Looking for ways to keep the taxman from knocking at your door? Tax audit triggers are a major concern for even the most honest, hard-working American taxpayers, and with good reason.
Looking for ways to keep the taxman from knocking at your door? Tax audit triggers are a major concern for even the most honest, hard-working American taxpayers, and with good reason. IRS audits and enforcement were on the rise in 2010.
Although The Orange County Register cites an 11% increase in IRS audits in 2010, the same AP story explains that the main targets appear to be large corporations and wealthy individuals. Average Americans aren't off the hook, though; IRS enforcement revenue rose by a whopping 18% from 2009 to 2010. The increase amounted to over $57 billion in revenue.
According to the Internal Revenue Service, U.S. federal tax returns are chosen for audit when they differ from similar returns. Although the I.R.S. doesn't want to reveal tax audit triggers for obvious reasons, certain circumstances are more likely to raise red flags.
Common Tax Audit Triggers
Enter Social Security numbers and income amounts from forms W-2 and 1099 carefully. Incorrect tax identification numbers and income amounts are common tax audit triggers.
Filing late will draw extra attention to your tax return. File for a four-month extension using IRS form 4868 by April 15th if you need more time. It's important to realize that filing for an extension only covers filing a return; your taxes are still due on the 15th.
Partial payments are also tax audit triggers. It's possible to set up an installment plan with the IRS if you can't pay your entire tax bill at once.
Even sending your return to the wrong address is on the list of tax audit triggers. In 2010, some IRS mailing center addresses changed, and taxpayers no longer receive tax packages in the mail, so be sure to check the instructions for the form you're filing.
Self-Employment Tax Audit Triggers
Be especially meticulous about record-keeping if you're self-employed, since the IRS is paying more attention to this sector in recent years.

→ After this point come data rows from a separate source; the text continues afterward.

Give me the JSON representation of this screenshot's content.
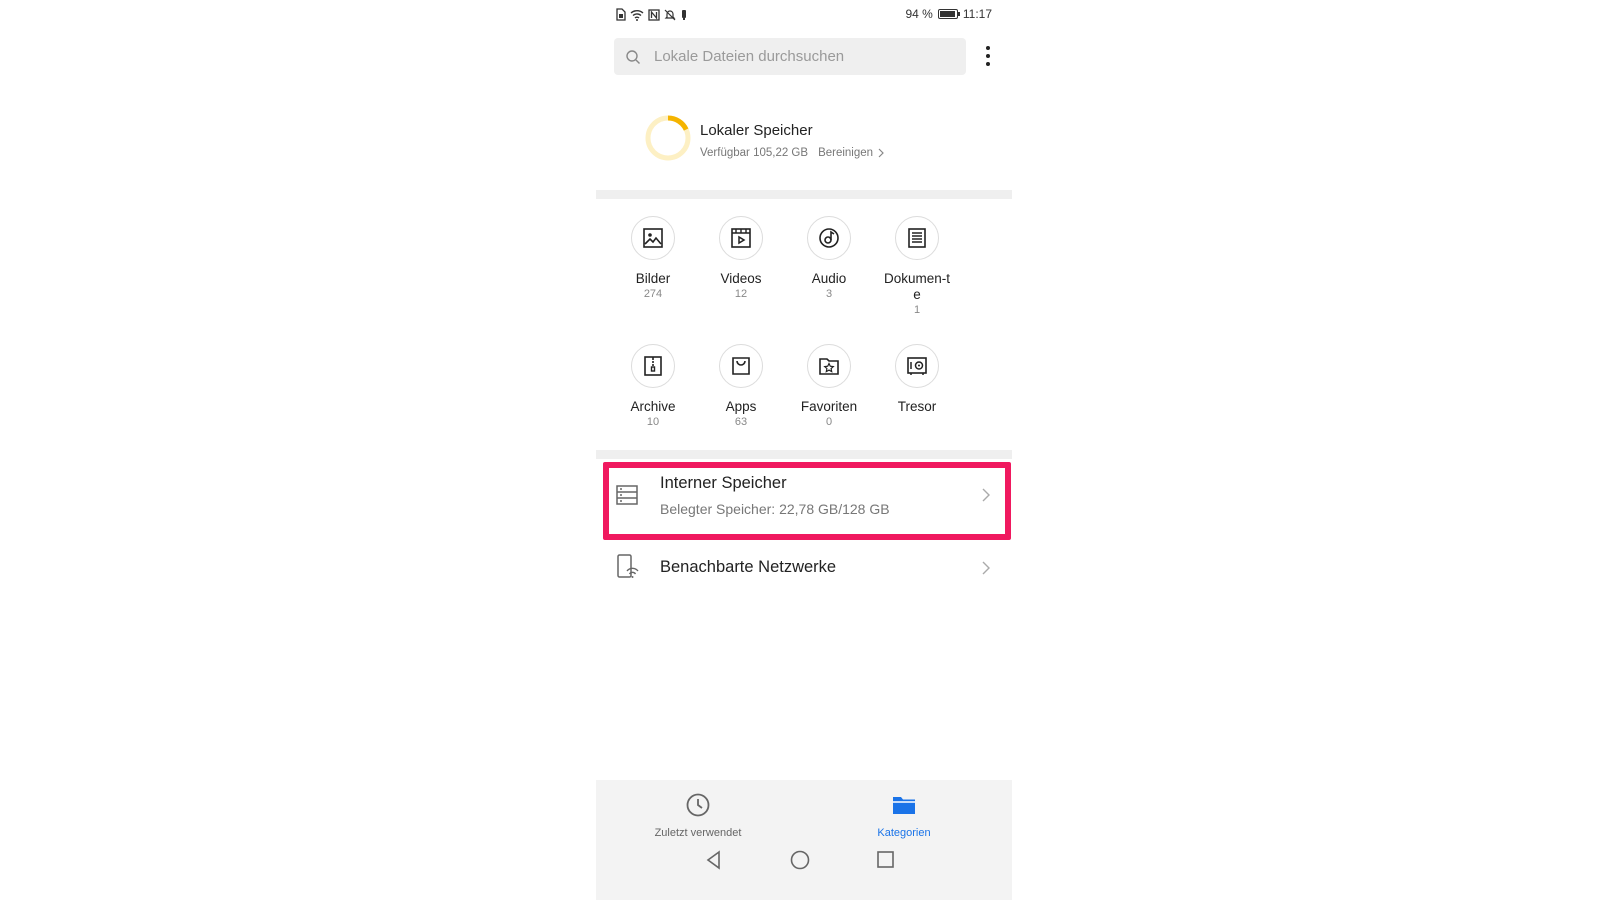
{
  "status_bar": {
    "battery_percent": "94 %",
    "battery_level": 0.94,
    "time": "11:17"
  },
  "search": {
    "placeholder": "Lokale Dateien durchsuchen"
  },
  "storage": {
    "title": "Lokaler Speicher",
    "available": "Verfügbar 105,22 GB",
    "clean_label": "Bereinigen",
    "used_fraction": 0.18
  },
  "categories": [
    {
      "label": "Bilder",
      "count": "274",
      "icon": "image-icon"
    },
    {
      "label": "Videos",
      "count": "12",
      "icon": "video-icon"
    },
    {
      "label": "Audio",
      "count": "3",
      "icon": "audio-icon"
    },
    {
      "label": "Dokumen-te",
      "count": "1",
      "icon": "document-icon"
    },
    {
      "label": "Archive",
      "count": "10",
      "icon": "archive-icon"
    },
    {
      "label": "Apps",
      "count": "63",
      "icon": "apps-bag-icon"
    },
    {
      "label": "Favoriten",
      "count": "0",
      "icon": "favorites-folder-icon"
    },
    {
      "label": "Tresor",
      "count": "",
      "icon": "safe-icon"
    }
  ],
  "internal_storage": {
    "title": "Interner Speicher",
    "subtitle": "Belegter Speicher: 22,78 GB/128 GB"
  },
  "network": {
    "title": "Benachbarte Netzwerke"
  },
  "tabs": {
    "recent": "Zuletzt verwendet",
    "categories": "Kategorien"
  },
  "colors": {
    "accent": "#1a73e8",
    "ring_active": "#f5b400",
    "ring_track": "#fdf0c4",
    "highlight": "#f0195f"
  }
}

Be prepared to present receipts and other documentation to back up any deductions or credits you claim.
Claims related to home offices are common tax audit triggers. Only claim a home office if it's entirely dedicated to work. If you claim automobile-related business expenses, don't include mileage for taking the kids to soccer practice or picking up groceries.
Myths About Tax Audit Triggers
E-filing is often mistakenly thought to be among the common tax audit triggers. The IRS says the opposite is true. E-filed returns are likelier to be accurate, and math errors are among the most common tax audit triggers.
Many taxpayers also think filing for an extension will cause a return to be audited. In fact, the IRS claims that extensions are a good idea for some taxpayers. An extension gives you time to obtain and gather all the proper forms and documentation. You won't be as rushed, and will be less likely to leave out the essentials.
Amended returns won't trigger an audit, although they are subject to auditing like any other return.
Tax Audit Triggers in a Nutshell
The IRS is generally looking for anomalies. If your return differs substantially from other, similar returns, it might raise suspicion. If your tax return reflects a much higher income level than those from previous years, with numerous claims for deductions and credits, it could be problematic. A change in the type of income you earn might draw extra attention as well.
Everyone wants to avoid tax audit triggers. However, filing an accurate, timely return and meticulous record-keeping will keep you out of trouble and make an audit less painful.
Internal Revenue Service: IRS Audit FAQs
USA Today: Debunking common tax myths: E-filing won't trigger an audit
CBS News: Lowering Your Odds of Facing IRS Audit